Collected data

───

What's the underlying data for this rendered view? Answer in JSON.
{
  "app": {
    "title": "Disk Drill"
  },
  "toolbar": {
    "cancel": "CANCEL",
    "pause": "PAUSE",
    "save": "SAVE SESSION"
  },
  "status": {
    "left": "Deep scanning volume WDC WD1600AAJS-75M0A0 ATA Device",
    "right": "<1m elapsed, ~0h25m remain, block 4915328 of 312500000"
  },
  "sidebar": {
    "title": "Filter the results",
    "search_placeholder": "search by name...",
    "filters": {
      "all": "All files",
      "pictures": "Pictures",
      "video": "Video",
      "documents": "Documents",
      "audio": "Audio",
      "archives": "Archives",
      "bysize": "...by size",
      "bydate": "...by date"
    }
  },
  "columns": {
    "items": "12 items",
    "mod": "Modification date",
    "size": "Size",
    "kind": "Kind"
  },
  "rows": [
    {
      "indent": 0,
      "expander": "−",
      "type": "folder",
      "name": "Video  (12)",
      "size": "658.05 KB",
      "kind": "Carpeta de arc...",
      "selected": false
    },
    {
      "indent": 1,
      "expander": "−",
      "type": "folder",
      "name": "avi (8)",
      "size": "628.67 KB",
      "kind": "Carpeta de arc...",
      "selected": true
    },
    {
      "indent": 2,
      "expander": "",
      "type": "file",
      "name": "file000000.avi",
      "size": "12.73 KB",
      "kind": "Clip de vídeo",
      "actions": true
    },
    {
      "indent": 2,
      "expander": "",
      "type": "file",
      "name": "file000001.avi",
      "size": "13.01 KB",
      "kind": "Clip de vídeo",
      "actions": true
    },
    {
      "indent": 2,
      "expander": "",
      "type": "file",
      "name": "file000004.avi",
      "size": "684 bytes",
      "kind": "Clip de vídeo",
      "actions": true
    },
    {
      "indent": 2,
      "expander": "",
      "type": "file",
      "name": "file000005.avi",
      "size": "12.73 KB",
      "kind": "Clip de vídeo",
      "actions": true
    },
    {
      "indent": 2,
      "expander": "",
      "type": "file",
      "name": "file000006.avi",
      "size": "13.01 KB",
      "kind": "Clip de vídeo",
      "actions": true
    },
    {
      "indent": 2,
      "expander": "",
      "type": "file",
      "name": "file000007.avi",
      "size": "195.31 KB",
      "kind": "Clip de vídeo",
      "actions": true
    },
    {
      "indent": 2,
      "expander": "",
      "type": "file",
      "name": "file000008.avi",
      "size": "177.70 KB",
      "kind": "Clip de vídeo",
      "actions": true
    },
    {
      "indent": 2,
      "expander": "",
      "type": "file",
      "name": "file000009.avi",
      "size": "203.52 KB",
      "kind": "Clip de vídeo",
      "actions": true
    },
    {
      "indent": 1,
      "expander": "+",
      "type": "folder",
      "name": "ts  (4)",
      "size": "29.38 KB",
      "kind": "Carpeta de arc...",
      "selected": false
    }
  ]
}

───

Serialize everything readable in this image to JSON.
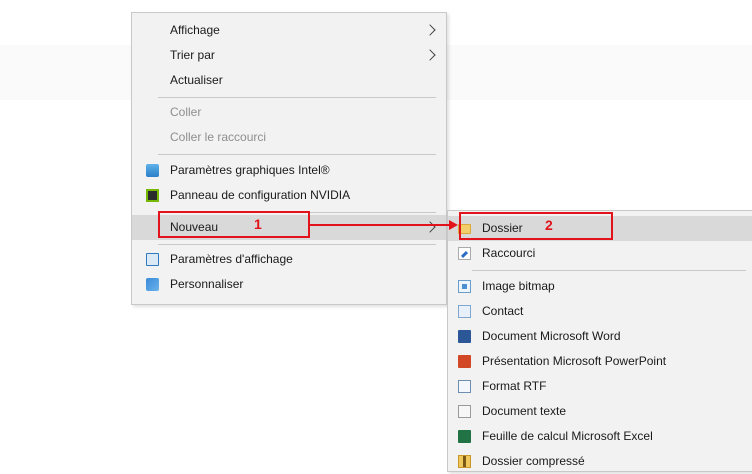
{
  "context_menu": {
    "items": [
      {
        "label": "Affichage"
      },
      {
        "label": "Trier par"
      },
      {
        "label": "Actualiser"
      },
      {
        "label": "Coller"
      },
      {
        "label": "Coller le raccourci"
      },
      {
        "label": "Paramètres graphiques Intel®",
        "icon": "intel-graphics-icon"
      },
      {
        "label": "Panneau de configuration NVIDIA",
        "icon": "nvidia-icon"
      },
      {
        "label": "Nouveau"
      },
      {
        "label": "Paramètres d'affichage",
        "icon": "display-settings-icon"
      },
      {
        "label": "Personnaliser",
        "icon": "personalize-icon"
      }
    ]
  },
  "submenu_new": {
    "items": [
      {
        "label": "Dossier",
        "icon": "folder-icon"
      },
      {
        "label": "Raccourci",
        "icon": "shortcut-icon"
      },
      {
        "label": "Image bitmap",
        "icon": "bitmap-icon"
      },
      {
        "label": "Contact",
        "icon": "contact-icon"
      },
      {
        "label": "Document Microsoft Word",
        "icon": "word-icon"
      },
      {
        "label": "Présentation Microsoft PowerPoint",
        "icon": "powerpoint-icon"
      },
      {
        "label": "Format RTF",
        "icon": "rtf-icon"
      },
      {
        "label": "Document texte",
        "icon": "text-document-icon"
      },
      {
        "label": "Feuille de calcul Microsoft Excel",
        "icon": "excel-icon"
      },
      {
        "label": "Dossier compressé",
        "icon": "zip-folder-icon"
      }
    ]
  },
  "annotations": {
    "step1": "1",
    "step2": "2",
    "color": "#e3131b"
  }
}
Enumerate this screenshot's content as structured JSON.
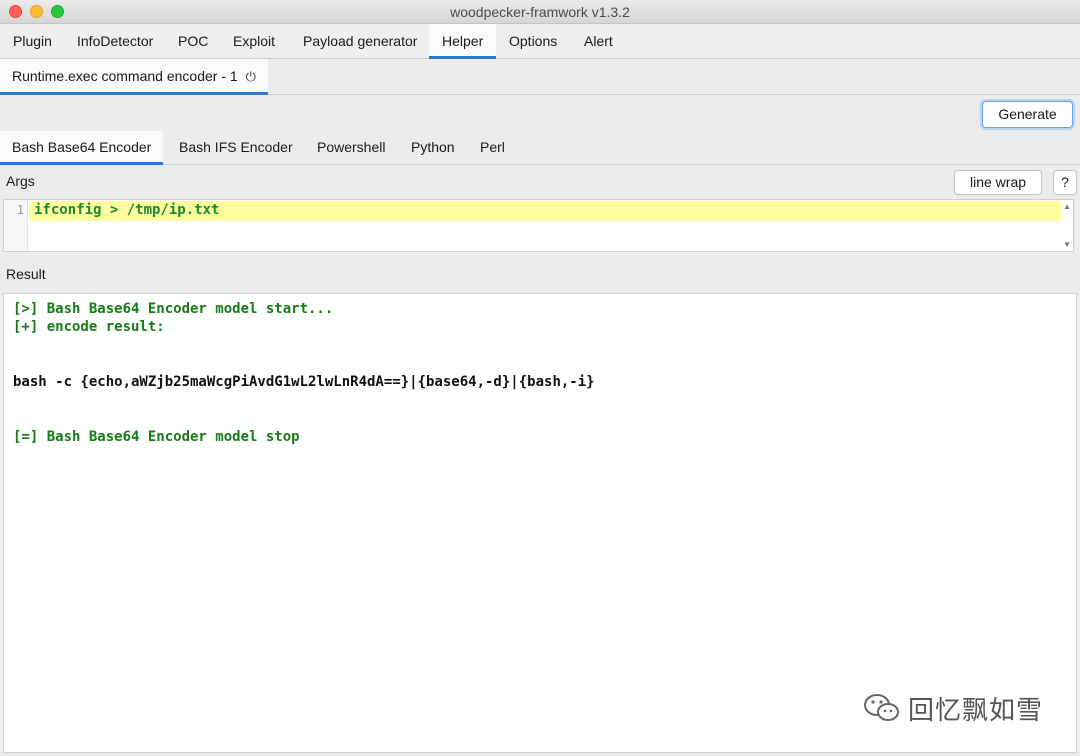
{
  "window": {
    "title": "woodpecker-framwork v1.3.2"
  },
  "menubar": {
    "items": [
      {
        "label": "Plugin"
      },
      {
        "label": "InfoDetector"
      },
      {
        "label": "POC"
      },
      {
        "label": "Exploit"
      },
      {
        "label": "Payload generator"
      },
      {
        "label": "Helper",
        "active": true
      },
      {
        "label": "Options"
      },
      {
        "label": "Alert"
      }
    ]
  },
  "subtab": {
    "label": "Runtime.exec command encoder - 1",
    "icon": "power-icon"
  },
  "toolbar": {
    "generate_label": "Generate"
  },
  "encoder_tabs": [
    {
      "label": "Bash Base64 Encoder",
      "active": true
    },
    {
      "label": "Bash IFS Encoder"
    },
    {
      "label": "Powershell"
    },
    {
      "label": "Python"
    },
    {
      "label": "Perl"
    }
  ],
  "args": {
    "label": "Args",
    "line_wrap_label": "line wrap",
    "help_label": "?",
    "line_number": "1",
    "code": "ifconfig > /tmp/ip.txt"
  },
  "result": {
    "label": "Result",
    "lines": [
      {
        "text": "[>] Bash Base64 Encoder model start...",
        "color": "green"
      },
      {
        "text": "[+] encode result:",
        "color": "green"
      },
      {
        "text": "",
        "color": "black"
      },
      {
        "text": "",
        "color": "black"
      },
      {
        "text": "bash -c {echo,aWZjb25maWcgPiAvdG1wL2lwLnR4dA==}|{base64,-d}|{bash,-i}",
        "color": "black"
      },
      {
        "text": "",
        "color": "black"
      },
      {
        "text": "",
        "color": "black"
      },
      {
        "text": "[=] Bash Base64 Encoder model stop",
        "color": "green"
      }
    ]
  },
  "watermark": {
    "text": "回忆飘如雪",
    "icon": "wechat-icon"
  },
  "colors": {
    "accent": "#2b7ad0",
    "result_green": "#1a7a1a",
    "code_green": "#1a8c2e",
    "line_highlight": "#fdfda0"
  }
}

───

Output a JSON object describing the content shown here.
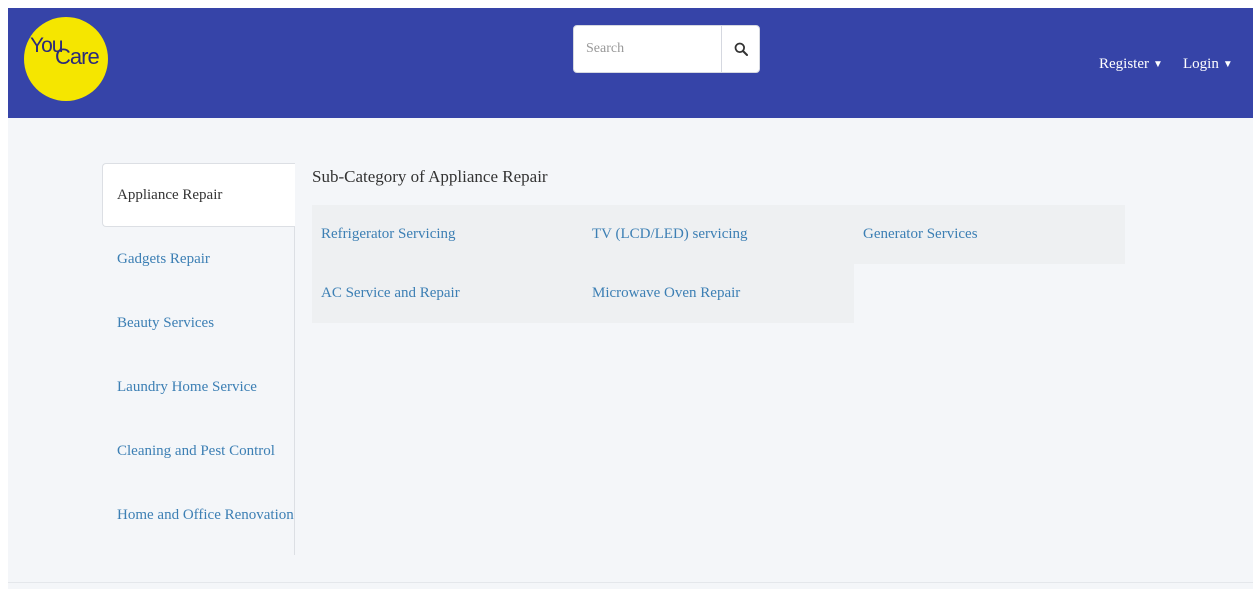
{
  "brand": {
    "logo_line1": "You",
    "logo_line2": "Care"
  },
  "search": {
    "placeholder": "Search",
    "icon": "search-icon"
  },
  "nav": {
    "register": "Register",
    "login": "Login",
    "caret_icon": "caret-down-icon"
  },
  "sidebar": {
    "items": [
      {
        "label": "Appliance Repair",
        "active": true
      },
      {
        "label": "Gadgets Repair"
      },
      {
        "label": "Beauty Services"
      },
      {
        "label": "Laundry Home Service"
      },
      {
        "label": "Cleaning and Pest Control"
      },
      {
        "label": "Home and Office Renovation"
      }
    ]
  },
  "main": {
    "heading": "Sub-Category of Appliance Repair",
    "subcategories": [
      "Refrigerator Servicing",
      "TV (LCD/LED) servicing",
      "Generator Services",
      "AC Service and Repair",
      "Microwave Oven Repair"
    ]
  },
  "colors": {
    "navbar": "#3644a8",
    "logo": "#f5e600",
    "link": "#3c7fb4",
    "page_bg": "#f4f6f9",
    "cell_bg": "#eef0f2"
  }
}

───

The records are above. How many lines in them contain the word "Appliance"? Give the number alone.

2